Start of Material shown

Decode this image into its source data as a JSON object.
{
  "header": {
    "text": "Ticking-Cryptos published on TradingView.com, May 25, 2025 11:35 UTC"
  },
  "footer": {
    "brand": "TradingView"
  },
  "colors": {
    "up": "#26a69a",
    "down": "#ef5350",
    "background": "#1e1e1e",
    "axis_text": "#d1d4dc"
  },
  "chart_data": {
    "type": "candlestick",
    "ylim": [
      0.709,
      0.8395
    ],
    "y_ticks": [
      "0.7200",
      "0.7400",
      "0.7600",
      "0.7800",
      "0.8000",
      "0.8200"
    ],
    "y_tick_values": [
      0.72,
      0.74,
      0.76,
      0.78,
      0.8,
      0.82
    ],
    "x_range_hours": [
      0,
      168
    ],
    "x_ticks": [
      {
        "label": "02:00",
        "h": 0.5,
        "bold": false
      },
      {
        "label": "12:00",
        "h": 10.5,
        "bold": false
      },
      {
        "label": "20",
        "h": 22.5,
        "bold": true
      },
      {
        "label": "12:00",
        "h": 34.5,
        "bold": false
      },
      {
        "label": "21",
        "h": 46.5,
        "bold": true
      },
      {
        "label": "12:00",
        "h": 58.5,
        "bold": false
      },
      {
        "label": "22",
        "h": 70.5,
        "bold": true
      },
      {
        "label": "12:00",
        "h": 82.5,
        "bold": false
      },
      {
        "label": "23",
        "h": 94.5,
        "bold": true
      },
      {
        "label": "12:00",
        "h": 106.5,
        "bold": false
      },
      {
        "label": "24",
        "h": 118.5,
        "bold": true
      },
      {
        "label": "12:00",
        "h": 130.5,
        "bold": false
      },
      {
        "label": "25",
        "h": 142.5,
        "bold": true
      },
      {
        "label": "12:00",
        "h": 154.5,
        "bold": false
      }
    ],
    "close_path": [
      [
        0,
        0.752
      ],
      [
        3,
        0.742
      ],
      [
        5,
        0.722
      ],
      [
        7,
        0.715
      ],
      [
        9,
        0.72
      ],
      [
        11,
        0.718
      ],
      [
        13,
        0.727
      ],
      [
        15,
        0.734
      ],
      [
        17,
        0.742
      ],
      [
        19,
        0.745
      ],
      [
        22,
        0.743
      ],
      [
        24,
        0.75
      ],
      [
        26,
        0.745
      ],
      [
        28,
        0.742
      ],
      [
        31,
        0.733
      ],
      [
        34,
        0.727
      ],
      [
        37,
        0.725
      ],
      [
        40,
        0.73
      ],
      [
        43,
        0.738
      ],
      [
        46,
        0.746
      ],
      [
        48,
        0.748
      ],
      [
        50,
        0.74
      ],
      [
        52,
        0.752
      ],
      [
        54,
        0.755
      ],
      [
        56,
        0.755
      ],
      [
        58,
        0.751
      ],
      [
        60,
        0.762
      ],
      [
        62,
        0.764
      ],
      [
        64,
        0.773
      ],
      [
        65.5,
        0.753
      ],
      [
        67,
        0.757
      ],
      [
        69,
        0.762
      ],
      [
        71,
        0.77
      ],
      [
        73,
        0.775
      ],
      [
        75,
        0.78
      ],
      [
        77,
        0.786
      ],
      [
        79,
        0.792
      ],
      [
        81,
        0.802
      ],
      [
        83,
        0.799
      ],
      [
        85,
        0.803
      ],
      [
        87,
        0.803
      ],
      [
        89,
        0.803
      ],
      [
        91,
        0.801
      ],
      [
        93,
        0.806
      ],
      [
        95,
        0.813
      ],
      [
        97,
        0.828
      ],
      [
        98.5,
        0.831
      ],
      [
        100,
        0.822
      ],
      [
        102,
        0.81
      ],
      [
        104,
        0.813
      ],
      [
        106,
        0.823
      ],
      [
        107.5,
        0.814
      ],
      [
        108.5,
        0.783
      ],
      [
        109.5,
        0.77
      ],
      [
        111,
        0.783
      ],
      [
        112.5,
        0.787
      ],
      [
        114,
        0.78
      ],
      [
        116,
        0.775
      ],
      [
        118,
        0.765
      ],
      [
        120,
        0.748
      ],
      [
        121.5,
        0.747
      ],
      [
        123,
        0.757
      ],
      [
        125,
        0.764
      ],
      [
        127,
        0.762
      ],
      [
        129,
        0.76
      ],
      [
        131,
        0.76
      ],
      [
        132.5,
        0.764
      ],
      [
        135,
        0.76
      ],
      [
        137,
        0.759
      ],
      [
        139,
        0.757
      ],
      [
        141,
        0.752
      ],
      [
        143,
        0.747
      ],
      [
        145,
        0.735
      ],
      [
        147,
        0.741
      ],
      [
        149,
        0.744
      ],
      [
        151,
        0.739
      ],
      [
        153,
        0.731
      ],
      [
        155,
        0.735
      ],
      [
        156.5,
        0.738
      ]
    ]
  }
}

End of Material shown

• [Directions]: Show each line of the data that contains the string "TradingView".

• [Solution]:
    "text": "Ticking-Cryptos published on TradingView.com, May 25, 2025 11:35 UTC"
    "brand": "TradingView"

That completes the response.